Carbon Myths and Realities



WORDS | Guillermo Umaña

How much is Australia really benefiting from the repeal of the carbon tax? According to Australia’s Prime Minister Tony Abbott, the removal of the scheme on 17 July 2014 would have reduced the cost of living by an average of AU$550 per household per year.

In reality this claim has proven to be overstated. Energy Australia revealed that Australian households will not save more than $200 per year. In NSW, households will only save $158, equal to $0.43 in savings per day.

This truly modest saving will be outweighed by the combination of some of the heavy measures on households that the government is putting forward as part of the budget, such as the AU$7 co-payment on GP appointments, a rise in university fees due to deregulation and an increase in fuel taxes.

The repeal of the carbon tax was advertised as a measure that would bring great savings to Australian households, but the truth is that it won’t.

According to the Climate Change Authority, in its first year, the carbon tax raised AU$7.6 billion and contributed to a 10% decrease in the proportion of electricity sourced from brown and black coal, while that from renewable sources rose by more than a third.

Getting rid of the tax has left a huge hole in the government’s budget.

So why is Tony Abbott so keen to get rid of a scheme that generated revenue while he tells Australia that there is a budget emergency? The answer has to do with short-term consumer preferences and a lack of visionary politics.

Australia could have become a world leader in climate change law implementation, ahead of the Conference of the Parties Meeting next year in Paris. Instead, politicians sold us the idea that the carbon tax was damaging to the Australian economy, while other countries continue to move forward (for example, Norway has announced that it plans to become carbon-neutral by 2030).


Instead of the carbon pricing mechanism, the current government proposes a ‘Direct Action’ plan, in which an ‘Emissions Reduction Fund’ will be created to pay big polluters to cut emissions through carbon reduction projects. It is then up to the good will of big polluters to apply for funding in order to reduce emissions.

This fund will cost the government AU$2.55 billion over four years and will not raise any money.

The cost-effectiveness of this new scheme is highly questionable: How will emission reductions be measured? How will the government make sure that funded projects will continue to exist in the future? What criteria will be used to provide funding for companies and to avoid greenwashing?

Moreover, why are taxpayers subsidising big polluters to lower their emissions, instead of big polluters paying for their excess emissions?

It seems like this ‘Direct Action’ plan is a piecemeal, unsystematic and costly measure. Putting a price on carbon has proven to be more cost-effective because it establishes a value property right to emissions and incentivises reductions systematically.

Misinformation played a big role in the carbon tax debate. Contrary to popular belief, the tax did not heavily affect exports as these were not liable under the tax and therefore, the prices of Australian commodities abroad were not affected. In addition, the Jobs and Competitiveness Program was designed to give free carbon units to companies that were likely to become uncompetitive in the international markets due to the carbon pricing mechanism.

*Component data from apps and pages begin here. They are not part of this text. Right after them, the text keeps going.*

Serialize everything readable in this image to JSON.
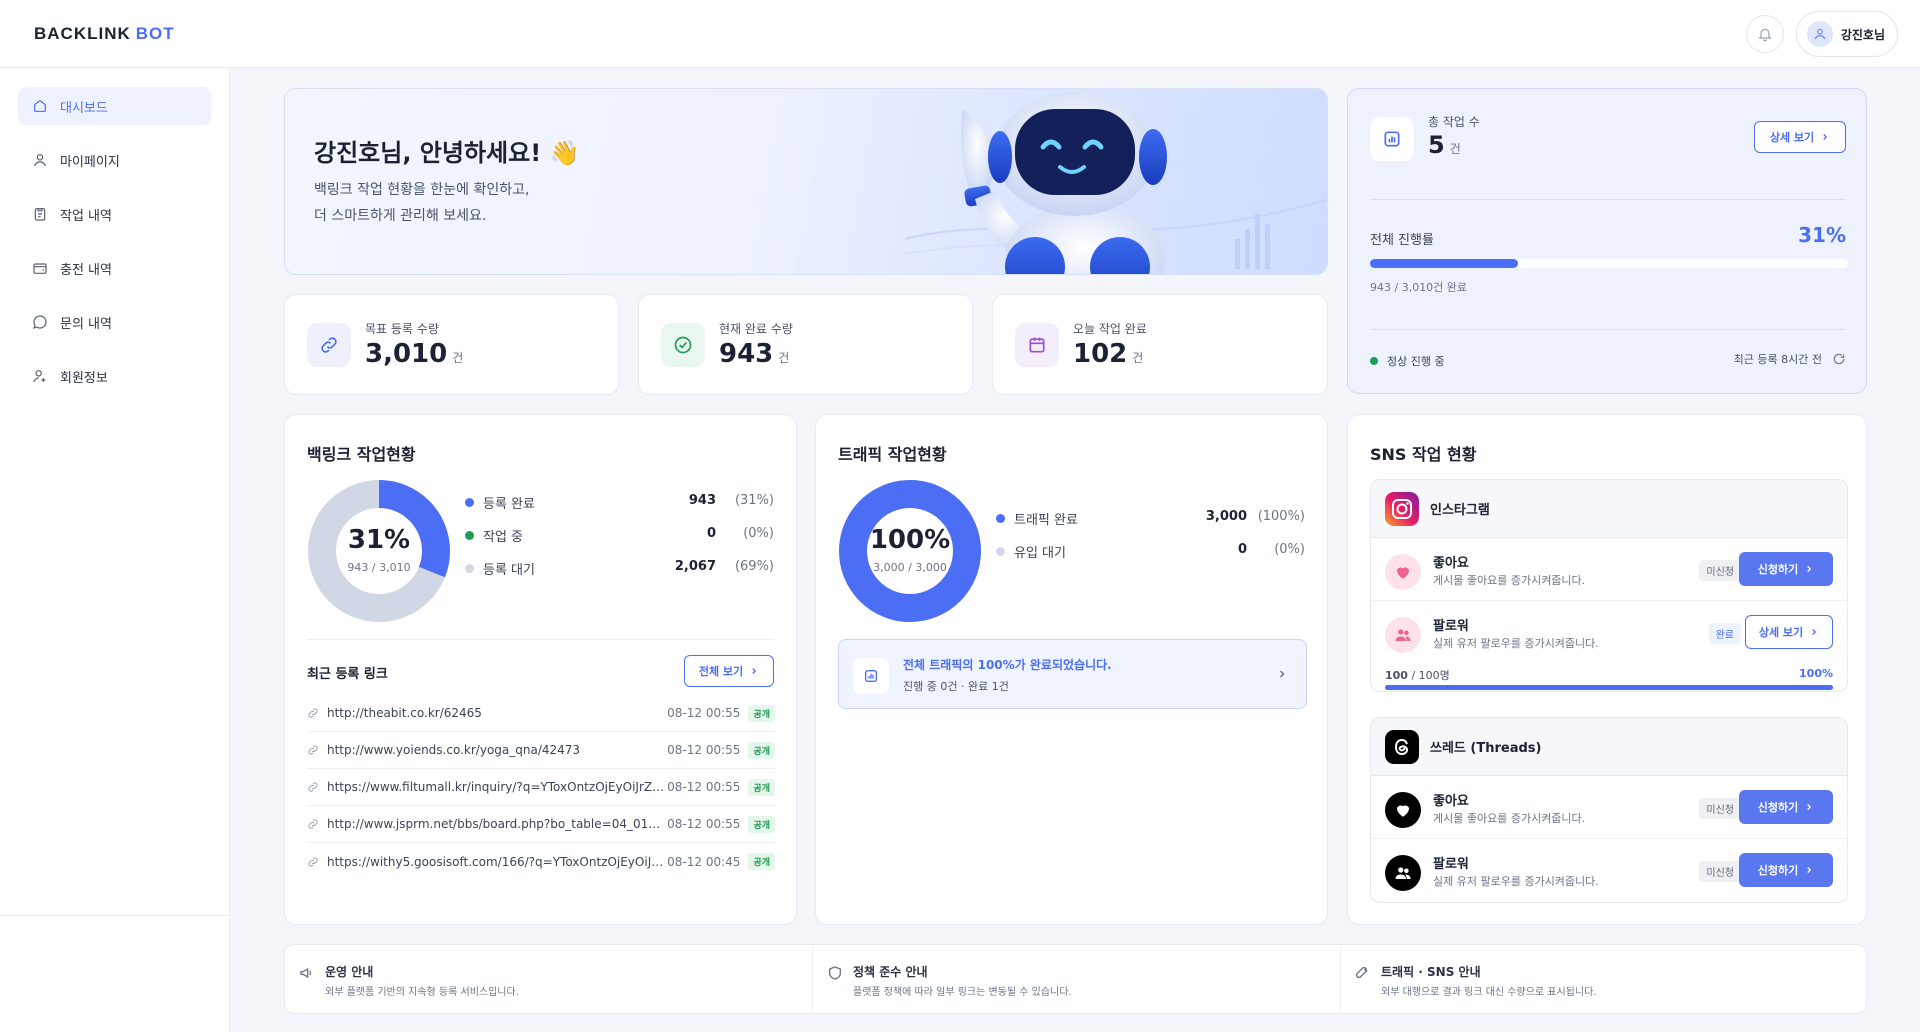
{
  "brand": {
    "name": "BACKLINK",
    "suffix": "BOT",
    "accent": "#4c6ef5"
  },
  "user": {
    "name": "강진호님"
  },
  "sidebar": {
    "items": [
      {
        "label": "대시보드",
        "icon": "home-icon",
        "active": true
      },
      {
        "label": "마이페이지",
        "icon": "user-icon"
      },
      {
        "label": "작업 내역",
        "icon": "clipboard-icon"
      },
      {
        "label": "충전 내역",
        "icon": "wallet-icon"
      },
      {
        "label": "문의 내역",
        "icon": "chat-icon"
      },
      {
        "label": "회원정보",
        "icon": "user-settings-icon"
      }
    ]
  },
  "hero": {
    "title": "강진호님, 안녕하세요! 👋",
    "line1": "백링크 작업 현황을 한눈에 확인하고,",
    "line2": "더 스마트하게 관리해 보세요."
  },
  "stats": [
    {
      "label": "목표 등록 수량",
      "value": "3,010",
      "unit": "건",
      "icon": "link-icon"
    },
    {
      "label": "현재 완료 수량",
      "value": "943",
      "unit": "건",
      "icon": "check-circle-icon"
    },
    {
      "label": "오늘 작업 완료",
      "value": "102",
      "unit": "건",
      "icon": "calendar-icon"
    }
  ],
  "summary": {
    "total_label": "총 작업 수",
    "total_value": "5",
    "total_unit": "건",
    "detail_btn": "상세 보기",
    "progress_label": "전체 진행률",
    "progress_pct": "31%",
    "progress_value": 0.31,
    "progress_sub": "943 / 3,010건 완료",
    "status": "정상 진행 중",
    "status_color": "#1f9d55",
    "last_update": "최근 등록 8시간 전"
  },
  "backlink": {
    "title": "백링크 작업현황",
    "center_pct": "31%",
    "center_sub": "943 / 3,010",
    "legend": [
      {
        "label": "등록 완료",
        "value": "943",
        "pct": "(31%)",
        "color": "#4c6ef5"
      },
      {
        "label": "작업 중",
        "value": "0",
        "pct": "(0%)",
        "color": "#1f9d55"
      },
      {
        "label": "등록 대기",
        "value": "2,067",
        "pct": "(69%)",
        "color": "#d2d7e5"
      }
    ],
    "donut_fraction": 0.31,
    "recent_title": "최근 등록 링크",
    "view_all": "전체 보기",
    "links": [
      {
        "url": "http://theabit.co.kr/62465",
        "date": "08-12 00:55",
        "tag": "공개"
      },
      {
        "url": "http://www.yoiends.co.kr/yoga_qna/42473",
        "date": "08-12 00:55",
        "tag": "공개"
      },
      {
        "url": "https://www.filtumall.kr/inquiry/?q=YToxOntzOjEyOiJrZXl3b...",
        "date": "08-12 00:55",
        "tag": "공개"
      },
      {
        "url": "http://www.jsprm.net/bbs/board.php?bo_table=04_01&wr_i...",
        "date": "08-12 00:55",
        "tag": "공개"
      },
      {
        "url": "https://withy5.goosisoft.com/166/?q=YToxOntzOjEyOiJrZXl...",
        "date": "08-12 00:45",
        "tag": "공개"
      }
    ]
  },
  "traffic": {
    "title": "트래픽 작업현황",
    "center_pct": "100%",
    "center_sub": "3,000 / 3,000",
    "donut_fraction": 1.0,
    "legend": [
      {
        "label": "트래픽 완료",
        "value": "3,000",
        "pct": "(100%)",
        "color": "#4c6ef5"
      },
      {
        "label": "유입 대기",
        "value": "0",
        "pct": "(0%)",
        "color": "#d2d7e5"
      }
    ],
    "notice_title": "전체 트래픽의 100%가 완료되었습니다.",
    "notice_sub": "진행 중 0건 · 완료 1건"
  },
  "sns": {
    "title": "SNS 작업 현황",
    "instagram": {
      "name": "인스타그램",
      "rows": [
        {
          "title": "좋아요",
          "desc": "게시물 좋아요를 증가시켜줍니다.",
          "badge": "미신청",
          "btn": "신청하기",
          "icon": "heart-icon"
        },
        {
          "title": "팔로워",
          "desc": "실제 유저 팔로우를 증가시켜줍니다.",
          "badge": "완료",
          "btn": "상세 보기",
          "icon": "users-icon"
        }
      ],
      "progress_text": "100",
      "progress_total": " / 100명",
      "progress_pct": "100%",
      "progress_value": 1.0
    },
    "threads": {
      "name": "쓰레드 (Threads)",
      "rows": [
        {
          "title": "좋아요",
          "desc": "게시물 좋아요를 증가시켜줍니다.",
          "badge": "미신청",
          "btn": "신청하기",
          "icon": "heart-icon"
        },
        {
          "title": "팔로워",
          "desc": "실제 유저 팔로우를 증가시켜줍니다.",
          "badge": "미신청",
          "btn": "신청하기",
          "icon": "users-icon"
        }
      ]
    }
  },
  "footer": [
    {
      "title": "운영 안내",
      "desc": "외부 플랫폼 기반의 지속형 등록 서비스입니다.",
      "icon": "megaphone-icon"
    },
    {
      "title": "정책 준수 안내",
      "desc": "플랫폼 정책에 따라 일부 링크는 변동될 수 있습니다.",
      "icon": "shield-icon"
    },
    {
      "title": "트래픽 · SNS 안내",
      "desc": "외부 대행으로 결과 링크 대신 수량으로 표시됩니다.",
      "icon": "rocket-icon"
    }
  ]
}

The Australian Climate Change Authority has clearly stated that it is possible for Australia to reduce emissions by 19 per cent below 2000 levels by 2020 at very little economic cost. The current government’s target is 5 per cent below 2000 levels.

Comparatively, the European Union Emissions Trading Scheme is predicted to reduce emissions in Europe by 40 per cent below 1990 levels by 2030. This scheme covers more than 11,000 companies; the Australian scheme covered only 350 companies, which made it relatively easy to manage and monitor.

Australia should look at the successes and failures of the European model to develop an effective carbon pricing mechanism nationally.

If there is so much evidence about the benefits of putting a price on carbon, why is Australia going in the opposite direction?

Australia is highly vulnerable to climate change and it also is one of the single largest per capita polluters in the world due to its reliance on coal for electricity production. Action is urgently needed.

In the meantime, Tony Abbott will tell us that the budget needs fixing and that we will save the economy and our pockets by avoiding the reintroduction of the carbon tax.


Guillermo Umaña is studying a Masters of International Environmental Law at Macquarie University. He completed a Bachelor of Planning degree at Macquarie University in 2013.